[PROBLEM DESCRIPTION] In this exercise, write out the data word for word and leave every image out.

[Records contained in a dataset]
========

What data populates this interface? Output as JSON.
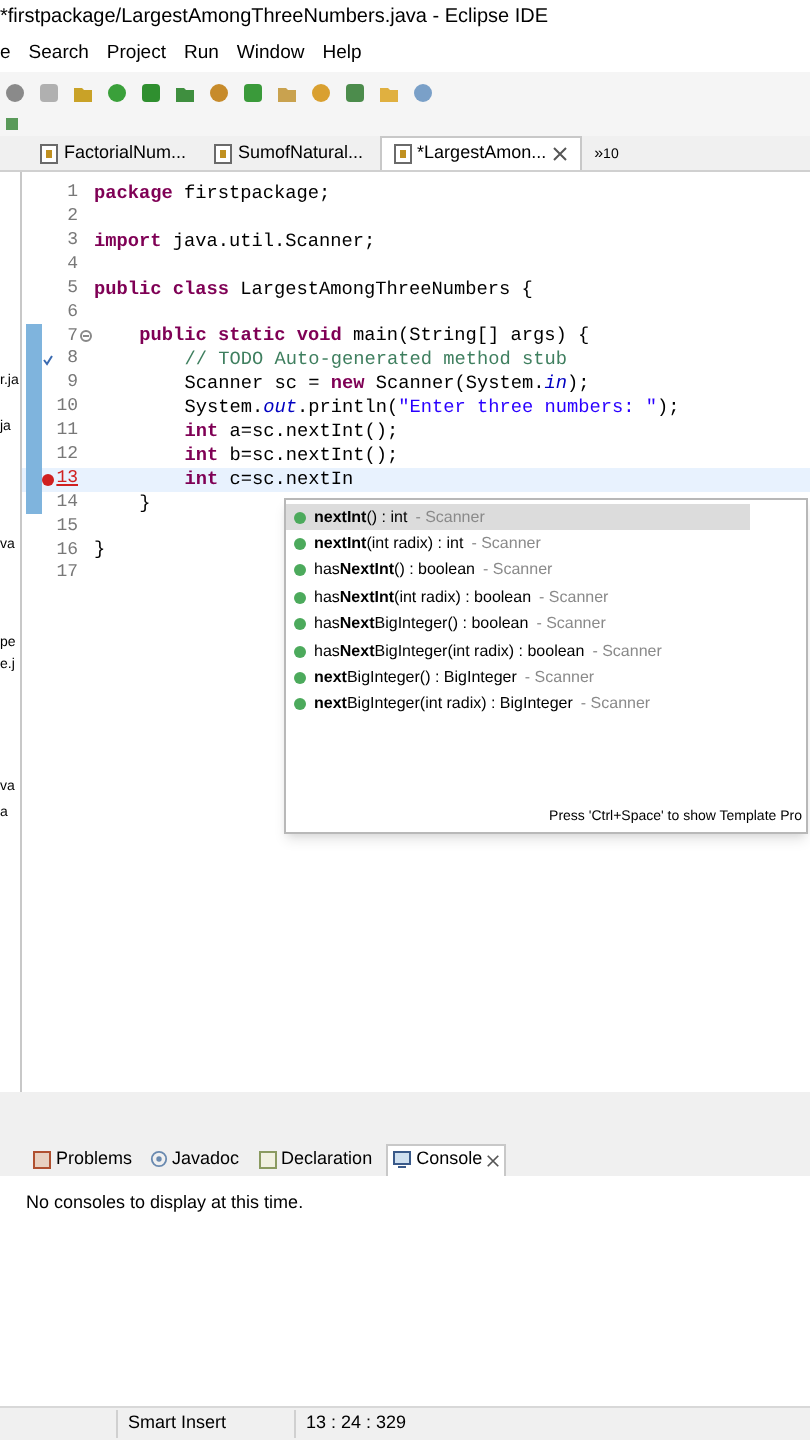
{
  "window": {
    "title": "*firstpackage/LargestAmongThreeNumbers.java - Eclipse IDE"
  },
  "menu": [
    "e",
    "Search",
    "Project",
    "Run",
    "Window",
    "Help"
  ],
  "editor_tabs": [
    {
      "label": "FactorialNum...",
      "selected": false,
      "closable": false
    },
    {
      "label": "SumofNatural...",
      "selected": false,
      "closable": false
    },
    {
      "label": "*LargestAmon...",
      "selected": true,
      "closable": true
    }
  ],
  "overflow": {
    "symbol": "»",
    "count": "10"
  },
  "left_panel": [
    "r.ja",
    "ja",
    "va",
    "pe",
    "e.j",
    "va",
    "a"
  ],
  "code_lines": [
    {
      "number": "1",
      "kind": "top",
      "segments": [
        {
          "kind": "keyword",
          "text": "package"
        },
        {
          "kind": "plain",
          "text": " firstpackage;"
        }
      ]
    },
    {
      "number": "2"
    },
    {
      "number": "3",
      "kind": "top",
      "segments": [
        {
          "kind": "keyword",
          "text": "import"
        },
        {
          "kind": "plain",
          "text": " java.util.Scanner;"
        }
      ]
    },
    {
      "number": "4"
    },
    {
      "number": "5",
      "kind": "top",
      "segments": [
        {
          "kind": "keyword",
          "text": "public class"
        },
        {
          "kind": "plain",
          "text": " LargestAmongThreeNumbers {"
        }
      ]
    },
    {
      "number": "6"
    },
    {
      "number": "7",
      "kind": "member",
      "fold": true,
      "changed": true,
      "segments": [
        {
          "kind": "keyword",
          "text": "public static void"
        },
        {
          "kind": "plain",
          "text": " main(String[] args) {"
        }
      ]
    },
    {
      "number": "8",
      "kind": "body",
      "changed": true,
      "task": true,
      "segments": [
        {
          "kind": "comment",
          "text": "// TODO Auto-generated method stub"
        }
      ]
    },
    {
      "number": "9",
      "kind": "body",
      "changed": true,
      "segments": [
        {
          "kind": "plain",
          "text": "Scanner sc = "
        },
        {
          "kind": "keyword",
          "text": "new"
        },
        {
          "kind": "plain",
          "text": " Scanner(System."
        },
        {
          "kind": "field",
          "text": "in"
        },
        {
          "kind": "plain",
          "text": ");"
        }
      ]
    },
    {
      "number": "10",
      "kind": "body",
      "changed": true,
      "segments": [
        {
          "kind": "plain",
          "text": "System."
        },
        {
          "kind": "field",
          "text": "out"
        },
        {
          "kind": "plain",
          "text": ".println("
        },
        {
          "kind": "string",
          "text": "\"Enter three numbers: \""
        },
        {
          "kind": "plain",
          "text": ");"
        }
      ]
    },
    {
      "number": "11",
      "kind": "body",
      "changed": true,
      "segments": [
        {
          "kind": "keyword",
          "text": "int"
        },
        {
          "kind": "plain",
          "text": " a=sc.nextInt();"
        }
      ]
    },
    {
      "number": "12",
      "kind": "body",
      "changed": true,
      "segments": [
        {
          "kind": "keyword",
          "text": "int"
        },
        {
          "kind": "plain",
          "text": " b=sc.nextInt();"
        }
      ]
    },
    {
      "number": "13",
      "kind": "body",
      "changed": true,
      "error": true,
      "current": true,
      "segments": [
        {
          "kind": "keyword",
          "text": "int"
        },
        {
          "kind": "plain",
          "text": " c=sc.nextIn"
        }
      ]
    },
    {
      "number": "14",
      "kind": "member",
      "changed": true,
      "segments": [
        {
          "kind": "plain",
          "text": "}"
        }
      ]
    },
    {
      "number": "15"
    },
    {
      "number": "16",
      "kind": "top",
      "segments": [
        {
          "kind": "plain",
          "text": "}"
        }
      ]
    },
    {
      "number": "17"
    }
  ],
  "proposals": [
    {
      "label": "**nextInt**() : int",
      "source": "- Scanner",
      "selected": true
    },
    {
      "label": "**nextInt**(int radix) : int",
      "source": "- Scanner",
      "selected": false
    },
    {
      "label": "has**NextInt**() : boolean",
      "source": "- Scanner",
      "selected": false
    },
    {
      "label": "has**NextInt**(int radix) : boolean",
      "source": "- Scanner",
      "selected": false
    },
    {
      "label": "has**Next**BigInteger() : boolean",
      "source": "- Scanner",
      "selected": false
    },
    {
      "label": "has**Next**BigInteger(int radix) : boolean",
      "source": "- Scanner",
      "selected": false
    },
    {
      "label": "**next**BigInteger() : BigInteger",
      "source": "- Scanner",
      "selected": false
    },
    {
      "label": "**next**BigInteger(int radix) : BigInteger",
      "source": "- Scanner",
      "selected": false
    }
  ],
  "proposal_hint": "Press 'Ctrl+Space' to show Template Pro",
  "bottom_tabs": [
    {
      "label": "Problems",
      "selected": false
    },
    {
      "label": "Javadoc",
      "selected": false
    },
    {
      "label": "Declaration",
      "selected": false
    },
    {
      "label": "Console",
      "selected": true
    }
  ],
  "console_message": "No consoles to display at this time.",
  "status_bar": {
    "insert_mode": "Smart Insert",
    "position": "13 : 24 : 329"
  }
}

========

[THE ANSWER]
What data populates this interface? Output as JSON.
{
  "window": {
    "title": "*firstpackage/LargestAmongThreeNumbers.java - Eclipse IDE"
  },
  "menu": [
    "e",
    "Search",
    "Project",
    "Run",
    "Window",
    "Help"
  ],
  "editor_tabs": [
    {
      "label": "FactorialNum...",
      "selected": false,
      "closable": false
    },
    {
      "label": "SumofNatural...",
      "selected": false,
      "closable": false
    },
    {
      "label": "*LargestAmon...",
      "selected": true,
      "closable": true
    }
  ],
  "overflow": {
    "symbol": "»",
    "count": "10"
  },
  "left_panel": [
    "r.ja",
    "ja",
    "va",
    "pe",
    "e.j",
    "va",
    "a"
  ],
  "code_lines": [
    {
      "number": "1",
      "kind": "top",
      "segments": [
        {
          "kind": "keyword",
          "text": "package"
        },
        {
          "kind": "plain",
          "text": " firstpackage;"
        }
      ]
    },
    {
      "number": "2"
    },
    {
      "number": "3",
      "kind": "top",
      "segments": [
        {
          "kind": "keyword",
          "text": "import"
        },
        {
          "kind": "plain",
          "text": " java.util.Scanner;"
        }
      ]
    },
    {
      "number": "4"
    },
    {
      "number": "5",
      "kind": "top",
      "segments": [
        {
          "kind": "keyword",
          "text": "public class"
        },
        {
          "kind": "plain",
          "text": " LargestAmongThreeNumbers {"
        }
      ]
    },
    {
      "number": "6"
    },
    {
      "number": "7",
      "kind": "member",
      "fold": true,
      "changed": true,
      "segments": [
        {
          "kind": "keyword",
          "text": "public static void"
        },
        {
          "kind": "plain",
          "text": " main(String[] args) {"
        }
      ]
    },
    {
      "number": "8",
      "kind": "body",
      "changed": true,
      "task": true,
      "segments": [
        {
          "kind": "comment",
          "text": "// TODO Auto-generated method stub"
        }
      ]
    },
    {
      "number": "9",
      "kind": "body",
      "changed": true,
      "segments": [
        {
          "kind": "plain",
          "text": "Scanner sc = "
        },
        {
          "kind": "keyword",
          "text": "new"
        },
        {
          "kind": "plain",
          "text": " Scanner(System."
        },
        {
          "kind": "field",
          "text": "in"
        },
        {
          "kind": "plain",
          "text": ");"
        }
      ]
    },
    {
      "number": "10",
      "kind": "body",
      "changed": true,
      "segments": [
        {
          "kind": "plain",
          "text": "System."
        },
        {
          "kind": "field",
          "text": "out"
        },
        {
          "kind": "plain",
          "text": ".println("
        },
        {
          "kind": "string",
          "text": "\"Enter three numbers: \""
        },
        {
          "kind": "plain",
          "text": ");"
        }
      ]
    },
    {
      "number": "11",
      "kind": "body",
      "changed": true,
      "segments": [
        {
          "kind": "keyword",
          "text": "int"
        },
        {
          "kind": "plain",
          "text": " a=sc.nextInt();"
        }
      ]
    },
    {
      "number": "12",
      "kind": "body",
      "changed": true,
      "segments": [
        {
          "kind": "keyword",
          "text": "int"
        },
        {
          "kind": "plain",
          "text": " b=sc.nextInt();"
        }
      ]
    },
    {
      "number": "13",
      "kind": "body",
      "changed": true,
      "error": true,
      "current": true,
      "segments": [
        {
          "kind": "keyword",
          "text": "int"
        },
        {
          "kind": "plain",
          "text": " c=sc.nextIn"
        }
      ]
    },
    {
      "number": "14",
      "kind": "member",
      "changed": true,
      "segments": [
        {
          "kind": "plain",
          "text": "}"
        }
      ]
    },
    {
      "number": "15"
    },
    {
      "number": "16",
      "kind": "top",
      "segments": [
        {
          "kind": "plain",
          "text": "}"
        }
      ]
    },
    {
      "number": "17"
    }
  ],
  "proposals": [
    {
      "label": "**nextInt**() : int",
      "source": "- Scanner",
      "selected": true
    },
    {
      "label": "**nextInt**(int radix) : int",
      "source": "- Scanner",
      "selected": false
    },
    {
      "label": "has**NextInt**() : boolean",
      "source": "- Scanner",
      "selected": false
    },
    {
      "label": "has**NextInt**(int radix) : boolean",
      "source": "- Scanner",
      "selected": false
    },
    {
      "label": "has**Next**BigInteger() : boolean",
      "source": "- Scanner",
      "selected": false
    },
    {
      "label": "has**Next**BigInteger(int radix) : boolean",
      "source": "- Scanner",
      "selected": false
    },
    {
      "label": "**next**BigInteger() : BigInteger",
      "source": "- Scanner",
      "selected": false
    },
    {
      "label": "**next**BigInteger(int radix) : BigInteger",
      "source": "- Scanner",
      "selected": false
    }
  ],
  "proposal_hint": "Press 'Ctrl+Space' to show Template Pro",
  "bottom_tabs": [
    {
      "label": "Problems",
      "selected": false
    },
    {
      "label": "Javadoc",
      "selected": false
    },
    {
      "label": "Declaration",
      "selected": false
    },
    {
      "label": "Console",
      "selected": true
    }
  ],
  "console_message": "No consoles to display at this time.",
  "status_bar": {
    "insert_mode": "Smart Insert",
    "position": "13 : 24 : 329"
  }
}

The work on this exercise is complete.